When you output the records, match them exactly and omit any picture they include.

----------

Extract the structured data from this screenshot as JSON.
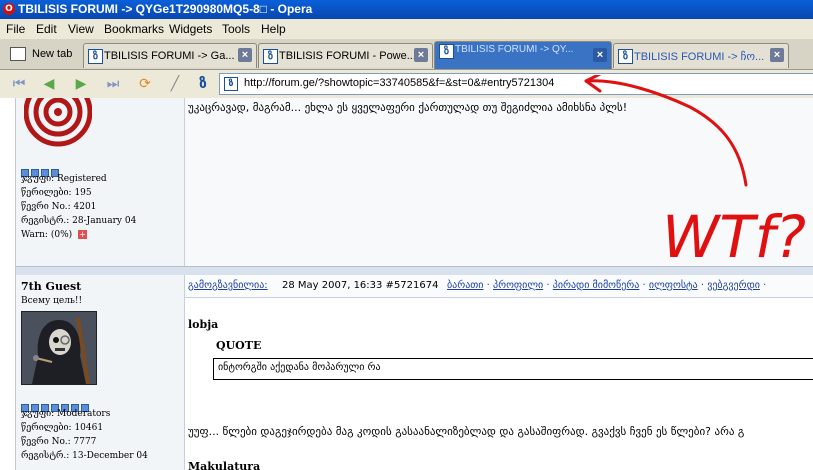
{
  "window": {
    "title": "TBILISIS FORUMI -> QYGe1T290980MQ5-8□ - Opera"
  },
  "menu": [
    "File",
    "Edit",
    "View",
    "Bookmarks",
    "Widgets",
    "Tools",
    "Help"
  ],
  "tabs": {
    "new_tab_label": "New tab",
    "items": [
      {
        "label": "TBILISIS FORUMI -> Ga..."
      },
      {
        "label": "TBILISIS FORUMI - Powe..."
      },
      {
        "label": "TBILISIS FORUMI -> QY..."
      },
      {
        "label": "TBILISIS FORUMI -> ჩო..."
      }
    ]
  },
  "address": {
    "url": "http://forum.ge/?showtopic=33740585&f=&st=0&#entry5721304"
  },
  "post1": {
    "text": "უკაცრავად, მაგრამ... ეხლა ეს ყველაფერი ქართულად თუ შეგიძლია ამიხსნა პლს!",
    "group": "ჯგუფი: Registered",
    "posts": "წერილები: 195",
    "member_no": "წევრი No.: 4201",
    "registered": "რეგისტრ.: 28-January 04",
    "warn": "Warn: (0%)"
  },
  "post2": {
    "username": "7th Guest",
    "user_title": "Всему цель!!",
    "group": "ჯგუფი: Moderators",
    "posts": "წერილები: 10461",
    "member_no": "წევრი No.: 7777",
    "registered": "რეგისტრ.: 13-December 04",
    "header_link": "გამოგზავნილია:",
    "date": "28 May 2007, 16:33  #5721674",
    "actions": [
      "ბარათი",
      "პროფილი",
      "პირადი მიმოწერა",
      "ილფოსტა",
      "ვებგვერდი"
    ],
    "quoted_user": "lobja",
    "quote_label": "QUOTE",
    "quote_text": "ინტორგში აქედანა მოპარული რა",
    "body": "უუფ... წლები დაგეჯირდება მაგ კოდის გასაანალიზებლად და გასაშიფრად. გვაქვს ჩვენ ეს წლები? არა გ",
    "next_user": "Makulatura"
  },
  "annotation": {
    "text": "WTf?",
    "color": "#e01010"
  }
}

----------

§ **Answer to this task**
Extract the structured data from this screenshot as JSON.
{
  "window": {
    "title": "TBILISIS FORUMI -> QYGe1T290980MQ5-8□ - Opera"
  },
  "menu": [
    "File",
    "Edit",
    "View",
    "Bookmarks",
    "Widgets",
    "Tools",
    "Help"
  ],
  "tabs": {
    "new_tab_label": "New tab",
    "items": [
      {
        "label": "TBILISIS FORUMI -> Ga..."
      },
      {
        "label": "TBILISIS FORUMI - Powe..."
      },
      {
        "label": "TBILISIS FORUMI -> QY..."
      },
      {
        "label": "TBILISIS FORUMI -> ჩო..."
      }
    ]
  },
  "address": {
    "url": "http://forum.ge/?showtopic=33740585&f=&st=0&#entry5721304"
  },
  "post1": {
    "text": "უკაცრავად, მაგრამ... ეხლა ეს ყველაფერი ქართულად თუ შეგიძლია ამიხსნა პლს!",
    "group": "ჯგუფი: Registered",
    "posts": "წერილები: 195",
    "member_no": "წევრი No.: 4201",
    "registered": "რეგისტრ.: 28-January 04",
    "warn": "Warn: (0%)"
  },
  "post2": {
    "username": "7th Guest",
    "user_title": "Всему цель!!",
    "group": "ჯგუფი: Moderators",
    "posts": "წერილები: 10461",
    "member_no": "წევრი No.: 7777",
    "registered": "რეგისტრ.: 13-December 04",
    "header_link": "გამოგზავნილია:",
    "date": "28 May 2007, 16:33  #5721674",
    "actions": [
      "ბარათი",
      "პროფილი",
      "პირადი მიმოწერა",
      "ილფოსტა",
      "ვებგვერდი"
    ],
    "quoted_user": "lobja",
    "quote_label": "QUOTE",
    "quote_text": "ინტორგში აქედანა მოპარული რა",
    "body": "უუფ... წლები დაგეჯირდება მაგ კოდის გასაანალიზებლად და გასაშიფრად. გვაქვს ჩვენ ეს წლები? არა გ",
    "next_user": "Makulatura"
  },
  "annotation": {
    "text": "WTf?",
    "color": "#e01010"
  }
}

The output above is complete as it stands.